Joining a chorus of firms to share preliminary commentary with PLANSPONSOR, Thompson predicts that the Republican President-elect Donald Trump “may not even have a DOL secretary, or assistant secretary that runs the Employee Benefits Security Administration, nominated or approved by the Senate by April 10.”

Thompson further suggests it is “certainly possible” that when the new DOL secretary comes in, since the Best Interest Contract Exemption (BICE) and Principal Transaction requirements don’t take full effect until January 1, 2018, “this compliance deadline could be extended out.” In other words, it appears at least preliminary that there may be some relief coming on the strict contract and related recordkeeping requirements in the rulemaking.

However this may not actually be viewed as a positive by all retirement industry providers, as the election clearly puts the growing number of brokerage and advisory firms that have already made significant changes to compensation structures in a difficult spot. Beyond this, literally dozens of providers, if not more, have in the last several years rolled out new tools and solutions specifically aimed at helping brokers, advisers, and their plan sponsor clients comply with the tenants of the conflict of interest rulemaking. 

According to Thompson, the “option of falling back on an expedited legislative review process” also appears highly unlikely. 

“The Congressional Review Act says after a final regulation is published, Congress has 60 ­legislative days to act on a disapproval motion. Since Congress has already acted with a resolution to overturn the rule, and failed to secure passage earlier this year, due to a presidential veto, the CRA doesn’t appear to be a viable option for a Trump White House and the 115th Congress,” Thompson says. “Of course, the new Congress could start all over again and go through the regular legislative process by introducing a bill and going through an often time-consuming legislative process in both houses.
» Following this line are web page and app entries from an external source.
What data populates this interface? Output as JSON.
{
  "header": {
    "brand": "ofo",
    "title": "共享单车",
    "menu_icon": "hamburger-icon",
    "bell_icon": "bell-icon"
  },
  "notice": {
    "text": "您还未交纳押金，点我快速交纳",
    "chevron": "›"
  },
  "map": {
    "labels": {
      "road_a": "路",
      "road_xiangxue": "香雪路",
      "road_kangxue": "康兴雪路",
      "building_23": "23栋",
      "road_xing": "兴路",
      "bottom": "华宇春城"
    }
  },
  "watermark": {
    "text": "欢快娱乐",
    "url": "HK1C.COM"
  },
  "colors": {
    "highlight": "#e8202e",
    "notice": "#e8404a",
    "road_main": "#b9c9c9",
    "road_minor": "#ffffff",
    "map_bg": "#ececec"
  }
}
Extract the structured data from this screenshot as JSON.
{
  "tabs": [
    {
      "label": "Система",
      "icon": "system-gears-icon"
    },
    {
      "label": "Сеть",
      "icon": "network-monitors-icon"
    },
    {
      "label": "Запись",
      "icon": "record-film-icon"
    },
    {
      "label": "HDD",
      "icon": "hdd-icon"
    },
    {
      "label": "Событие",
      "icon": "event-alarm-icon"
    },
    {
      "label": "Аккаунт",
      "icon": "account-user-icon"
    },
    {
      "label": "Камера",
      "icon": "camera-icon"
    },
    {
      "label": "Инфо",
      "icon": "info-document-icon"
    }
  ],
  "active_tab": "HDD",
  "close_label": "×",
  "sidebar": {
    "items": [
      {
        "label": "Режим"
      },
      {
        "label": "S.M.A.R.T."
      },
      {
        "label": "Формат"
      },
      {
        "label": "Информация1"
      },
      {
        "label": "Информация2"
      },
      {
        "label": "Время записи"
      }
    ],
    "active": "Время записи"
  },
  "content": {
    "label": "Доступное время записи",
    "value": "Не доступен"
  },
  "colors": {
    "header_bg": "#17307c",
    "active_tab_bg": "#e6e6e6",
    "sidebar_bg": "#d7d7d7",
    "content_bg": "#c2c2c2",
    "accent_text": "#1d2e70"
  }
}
That’s certainly possible, except that it runs the risk of having Senate Democrats blocking the measure.”

Thompson warns there is also an outstanding question of “whether industry would even lobby to overturn the rule since they would have to go back to square one and reconfigure their compliance systems and product lineups this far into the implementation process.”

“In addition, we haven’t heard a specific position from President-elect Trump on the DOL rule, although one of his campaign aides said it should be overturned,” he concludes. “It is certainly possible that a Trump Administration could look at ways to administratively broaden the safe harbors for conflicted advice or avoiding fiduciary status, but it would be extremely difficult to roll back the rule in its entirety.”

NEXT: Broader commentary is equally uncertain